But what about you who is reading this and looking for a group of like-minded people to share great books with? The Fireplace: #MeIread is for you.
I once belonged a book club that we used to host in our different homes. Sometimes we met in Bunga, other times in Mpererwe and other times in Najeera. We haven’t met in a while now and although there are other reasons for not meeting, the location factor was was one of the reasons.
This is why we would like to match you up with people that live in your area and have similar interests to make it easy for you to meet more regularly. The books do not have to be literary. As long as you are reading, we would like to make it easy for you to meet. Please follow this link http://somanystories.ug/bookclubs and register and let us know where you stay and the books you love.
On August 20, Sooo Many Stories will be hosting the very first #MeIread book club event. We shall also be announcing our next author (you should be very excited) at that event. Here are the details:
We are looking forward to seeing you at the designated fireplaces!
As a publisher, sometimes I forget the things I felt the first I saw Peter Kagayi perform or the first time I read his work. Sometimes. It is very easy to get caught up in balancing monies, deliveries, page views and forget the magic of why I started in the first place. Thankfully, I get little and big reminders every so often.

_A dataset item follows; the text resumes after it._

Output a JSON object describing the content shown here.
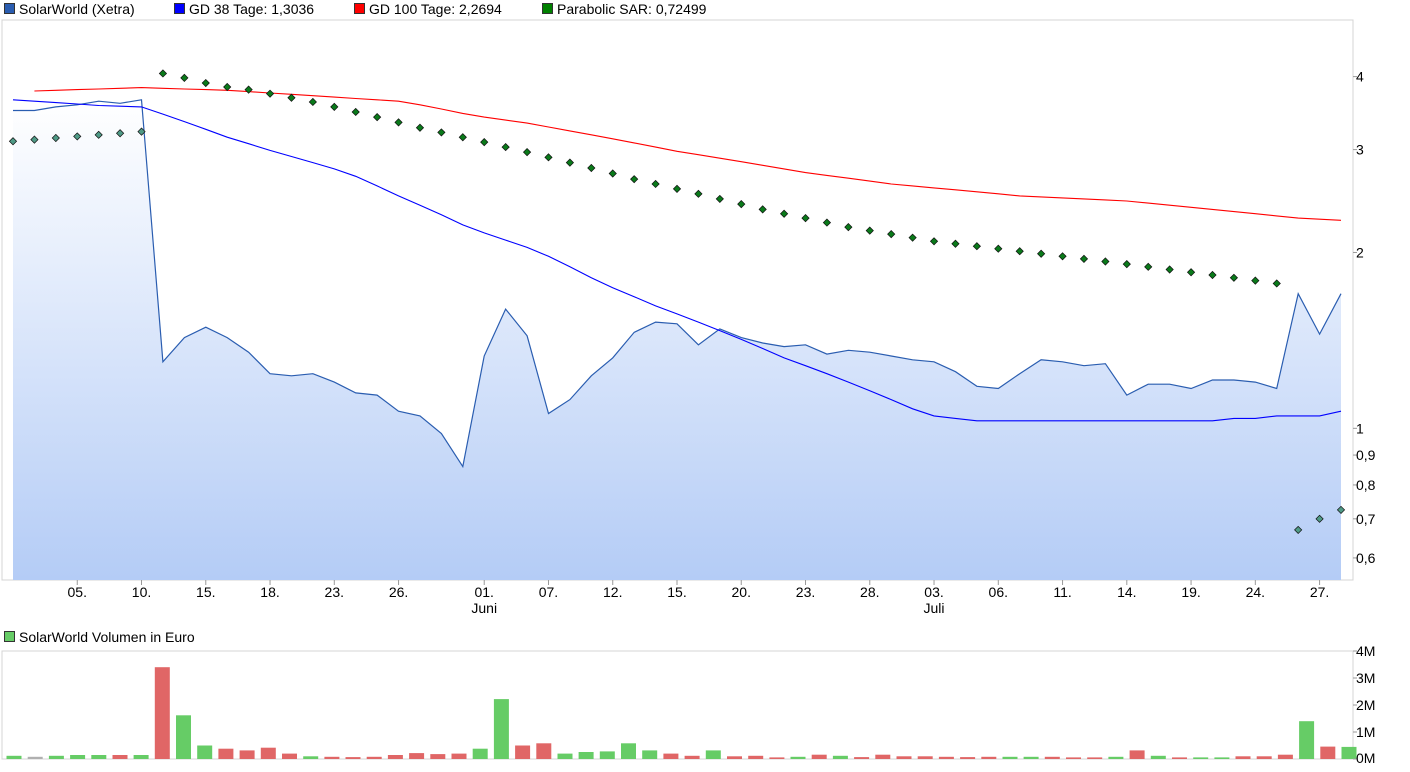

On June 24th, we (Peter Kagayi and Sooo Many Stories) were invited to Bethel Christian Academy. They were closing their book week and having concentrated on Poetry this year, it seemed perfect that Kagayi joins them. We went there to also talk to them about the value of reading, storytelling and what publishing means. We met children as young as five years old all the way to 19.
Now, I have seen Kagayi perform but I had never seen him infront of children or even in his capacity as a teacher. He more than often talks about “my students” but I had never really seen him as a teacher.
The poems in The Headline That Morning and Other Poems are not really age appropriate for that crowd and so I was a bit anxious when I told Kagayi to choose whatever he wanted. He assured me he would handle it, “This is my thing, Nyana. Talking to students is my thing.”
And then he performed The Sunshine Kid by Harry Bake and you know what? I am a believer! The best thing for me about watching Kagayi perform is his conviction; the way he so firmly holds your heart and pumps faith into it about any and every topic he chooses. And I wasn’t the only one. By the time he was done teachers and children were on their feet.
We gave the students some time to also present to us some of the poems they had worked on that week as individuals and as groups. Their enthusiasm to share was everything. I hope they never lose that.
But perhaps what I enjoyed the most were the type of questions they asked, that showed that they not only followed what we were talking about they were also interested. I wrote them down.
When you write poetry all have to rhyme?
How long does it to publish a book?
How long doesn’t take you to write your poems?
Are books with illustrations also edited?
What’s your favourite type of poetry?
What influences your poetry?
In your book, is there an underlying theme?
Do you write limericks?
What is the meaning of a sonnet?
What form of meter do you usually use in your poetry?
Is everyone a writer?
How do you deal with writer’s block?
What poet inspires you the most?
Have some of your poems gone around the world?
When you say “feet” in poetry, what do you mean?
What’s your favourite poetic period? (To which Kagayi said: My favourite poetic period is now. *Snaps fingers*)
Is there any type of work that Sooo Many Stories will NOT publish?
How long does it take to get a book ready for publishing?
This was such a great reminder for me: that there is a place for what we are doing and there are people hungry for this knowledge. What an honour it is for me to experience this first hand and to have a hand in it!